#### [TASK PROMPT]
Look for "플레이어" in every line of the listing. Copy the lines that have it.

#### [EXERCISE INPUTS]
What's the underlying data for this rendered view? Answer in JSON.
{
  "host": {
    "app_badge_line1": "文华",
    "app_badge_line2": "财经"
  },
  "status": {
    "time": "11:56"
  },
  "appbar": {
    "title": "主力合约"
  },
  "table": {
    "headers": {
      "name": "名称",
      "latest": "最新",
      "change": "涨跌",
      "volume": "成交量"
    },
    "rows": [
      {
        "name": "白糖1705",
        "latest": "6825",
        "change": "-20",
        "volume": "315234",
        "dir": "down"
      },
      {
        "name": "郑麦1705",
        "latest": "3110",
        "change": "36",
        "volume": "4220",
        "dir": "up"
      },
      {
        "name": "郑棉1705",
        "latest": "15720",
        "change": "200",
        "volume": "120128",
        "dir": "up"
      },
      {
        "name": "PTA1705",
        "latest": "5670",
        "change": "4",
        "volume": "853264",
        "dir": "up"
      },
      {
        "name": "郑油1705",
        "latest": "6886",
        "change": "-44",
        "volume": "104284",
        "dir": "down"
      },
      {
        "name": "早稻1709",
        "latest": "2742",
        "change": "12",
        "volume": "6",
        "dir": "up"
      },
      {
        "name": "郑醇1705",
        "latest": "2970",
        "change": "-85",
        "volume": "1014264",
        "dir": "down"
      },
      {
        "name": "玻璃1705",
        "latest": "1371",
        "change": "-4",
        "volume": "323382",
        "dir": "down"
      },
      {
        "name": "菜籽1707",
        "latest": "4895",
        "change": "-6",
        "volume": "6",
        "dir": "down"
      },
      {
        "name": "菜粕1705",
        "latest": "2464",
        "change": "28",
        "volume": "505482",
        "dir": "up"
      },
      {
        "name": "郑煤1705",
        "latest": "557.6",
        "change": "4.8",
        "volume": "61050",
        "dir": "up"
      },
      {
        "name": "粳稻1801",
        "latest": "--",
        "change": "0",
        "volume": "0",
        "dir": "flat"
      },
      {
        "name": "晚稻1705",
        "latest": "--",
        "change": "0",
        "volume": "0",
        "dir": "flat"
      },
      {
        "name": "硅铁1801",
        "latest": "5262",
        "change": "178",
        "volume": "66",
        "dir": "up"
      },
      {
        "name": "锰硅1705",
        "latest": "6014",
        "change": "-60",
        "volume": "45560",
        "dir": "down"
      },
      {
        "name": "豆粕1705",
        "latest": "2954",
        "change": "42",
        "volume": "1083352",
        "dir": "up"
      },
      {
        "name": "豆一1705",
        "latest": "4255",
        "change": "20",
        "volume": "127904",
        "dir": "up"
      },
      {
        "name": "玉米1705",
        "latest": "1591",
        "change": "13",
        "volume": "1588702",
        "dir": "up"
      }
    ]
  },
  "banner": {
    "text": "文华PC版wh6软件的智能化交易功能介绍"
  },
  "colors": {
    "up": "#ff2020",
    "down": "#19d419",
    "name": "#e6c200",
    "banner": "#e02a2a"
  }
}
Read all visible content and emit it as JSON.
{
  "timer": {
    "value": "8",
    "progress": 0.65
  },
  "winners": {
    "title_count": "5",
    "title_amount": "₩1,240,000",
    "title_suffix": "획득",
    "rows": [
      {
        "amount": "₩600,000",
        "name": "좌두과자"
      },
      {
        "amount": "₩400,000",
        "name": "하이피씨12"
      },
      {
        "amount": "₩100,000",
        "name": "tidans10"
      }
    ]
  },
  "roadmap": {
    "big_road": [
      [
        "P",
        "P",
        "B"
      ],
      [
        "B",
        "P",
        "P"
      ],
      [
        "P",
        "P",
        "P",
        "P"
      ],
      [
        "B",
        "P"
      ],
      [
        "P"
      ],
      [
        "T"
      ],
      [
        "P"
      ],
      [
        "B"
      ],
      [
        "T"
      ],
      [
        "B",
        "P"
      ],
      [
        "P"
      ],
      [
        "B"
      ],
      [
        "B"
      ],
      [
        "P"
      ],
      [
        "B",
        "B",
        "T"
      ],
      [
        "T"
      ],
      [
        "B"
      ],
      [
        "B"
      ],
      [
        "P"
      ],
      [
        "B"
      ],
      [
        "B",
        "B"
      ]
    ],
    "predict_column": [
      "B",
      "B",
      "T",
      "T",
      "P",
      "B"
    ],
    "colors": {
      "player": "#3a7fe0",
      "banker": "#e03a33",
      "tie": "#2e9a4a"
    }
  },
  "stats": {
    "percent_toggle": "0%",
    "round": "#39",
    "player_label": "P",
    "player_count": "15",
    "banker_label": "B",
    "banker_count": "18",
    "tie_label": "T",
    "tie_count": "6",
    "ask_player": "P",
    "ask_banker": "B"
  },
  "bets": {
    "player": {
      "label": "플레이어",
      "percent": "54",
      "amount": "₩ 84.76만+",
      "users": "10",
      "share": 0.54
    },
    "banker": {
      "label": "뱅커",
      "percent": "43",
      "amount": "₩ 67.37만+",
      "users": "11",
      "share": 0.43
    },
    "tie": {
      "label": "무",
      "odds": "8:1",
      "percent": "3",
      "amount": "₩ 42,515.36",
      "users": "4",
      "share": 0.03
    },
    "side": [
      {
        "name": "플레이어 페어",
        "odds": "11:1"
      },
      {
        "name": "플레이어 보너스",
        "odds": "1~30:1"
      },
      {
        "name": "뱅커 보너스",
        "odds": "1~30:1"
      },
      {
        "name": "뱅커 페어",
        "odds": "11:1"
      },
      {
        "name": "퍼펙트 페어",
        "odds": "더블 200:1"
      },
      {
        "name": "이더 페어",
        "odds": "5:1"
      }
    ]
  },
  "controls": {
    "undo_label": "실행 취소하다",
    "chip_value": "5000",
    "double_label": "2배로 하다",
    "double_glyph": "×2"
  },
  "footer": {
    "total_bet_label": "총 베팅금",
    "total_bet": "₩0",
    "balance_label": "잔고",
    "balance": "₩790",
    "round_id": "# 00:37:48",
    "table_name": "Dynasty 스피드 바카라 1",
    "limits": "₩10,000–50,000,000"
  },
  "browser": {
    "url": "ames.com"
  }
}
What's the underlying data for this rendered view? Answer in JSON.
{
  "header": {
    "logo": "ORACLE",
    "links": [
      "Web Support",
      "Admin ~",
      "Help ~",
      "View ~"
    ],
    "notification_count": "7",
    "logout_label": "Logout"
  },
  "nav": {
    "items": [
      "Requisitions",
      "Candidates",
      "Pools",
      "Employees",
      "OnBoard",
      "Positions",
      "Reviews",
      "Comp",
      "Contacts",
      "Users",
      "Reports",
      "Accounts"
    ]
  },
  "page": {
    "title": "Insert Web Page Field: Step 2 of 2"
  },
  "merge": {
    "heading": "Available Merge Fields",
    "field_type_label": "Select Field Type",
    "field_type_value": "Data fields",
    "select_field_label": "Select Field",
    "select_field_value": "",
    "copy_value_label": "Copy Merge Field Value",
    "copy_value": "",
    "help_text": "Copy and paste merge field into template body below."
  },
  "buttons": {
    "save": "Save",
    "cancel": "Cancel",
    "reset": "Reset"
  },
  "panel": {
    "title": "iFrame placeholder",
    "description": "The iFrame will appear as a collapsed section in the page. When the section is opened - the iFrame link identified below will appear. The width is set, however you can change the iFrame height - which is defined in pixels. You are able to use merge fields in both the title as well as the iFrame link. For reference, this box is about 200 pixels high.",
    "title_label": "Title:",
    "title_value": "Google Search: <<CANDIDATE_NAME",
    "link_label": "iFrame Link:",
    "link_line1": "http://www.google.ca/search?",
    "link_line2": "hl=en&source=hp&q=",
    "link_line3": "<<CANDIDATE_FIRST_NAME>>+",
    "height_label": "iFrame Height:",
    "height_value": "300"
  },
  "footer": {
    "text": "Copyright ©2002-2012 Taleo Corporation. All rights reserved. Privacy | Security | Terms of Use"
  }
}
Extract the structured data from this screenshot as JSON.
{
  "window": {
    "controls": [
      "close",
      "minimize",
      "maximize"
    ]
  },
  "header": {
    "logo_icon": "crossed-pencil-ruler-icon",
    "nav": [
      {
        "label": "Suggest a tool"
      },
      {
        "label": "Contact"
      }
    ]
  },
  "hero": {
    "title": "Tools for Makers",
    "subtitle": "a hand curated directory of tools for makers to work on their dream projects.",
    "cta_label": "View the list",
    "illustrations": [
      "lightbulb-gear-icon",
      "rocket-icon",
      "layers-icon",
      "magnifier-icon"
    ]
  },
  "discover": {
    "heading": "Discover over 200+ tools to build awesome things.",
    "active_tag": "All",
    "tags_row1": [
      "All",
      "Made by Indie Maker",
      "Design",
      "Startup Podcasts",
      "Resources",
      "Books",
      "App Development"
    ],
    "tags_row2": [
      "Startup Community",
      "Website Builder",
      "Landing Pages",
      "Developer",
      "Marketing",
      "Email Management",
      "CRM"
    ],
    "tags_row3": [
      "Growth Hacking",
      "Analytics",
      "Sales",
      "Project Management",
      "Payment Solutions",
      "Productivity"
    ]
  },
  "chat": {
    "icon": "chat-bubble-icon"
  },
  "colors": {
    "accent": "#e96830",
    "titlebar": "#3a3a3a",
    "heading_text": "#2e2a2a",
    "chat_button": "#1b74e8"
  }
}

#### [PROBLEM SOLUTION]
      "label": "플레이어",
        "name": "플레이어 페어",
        "name": "플레이어 보너스",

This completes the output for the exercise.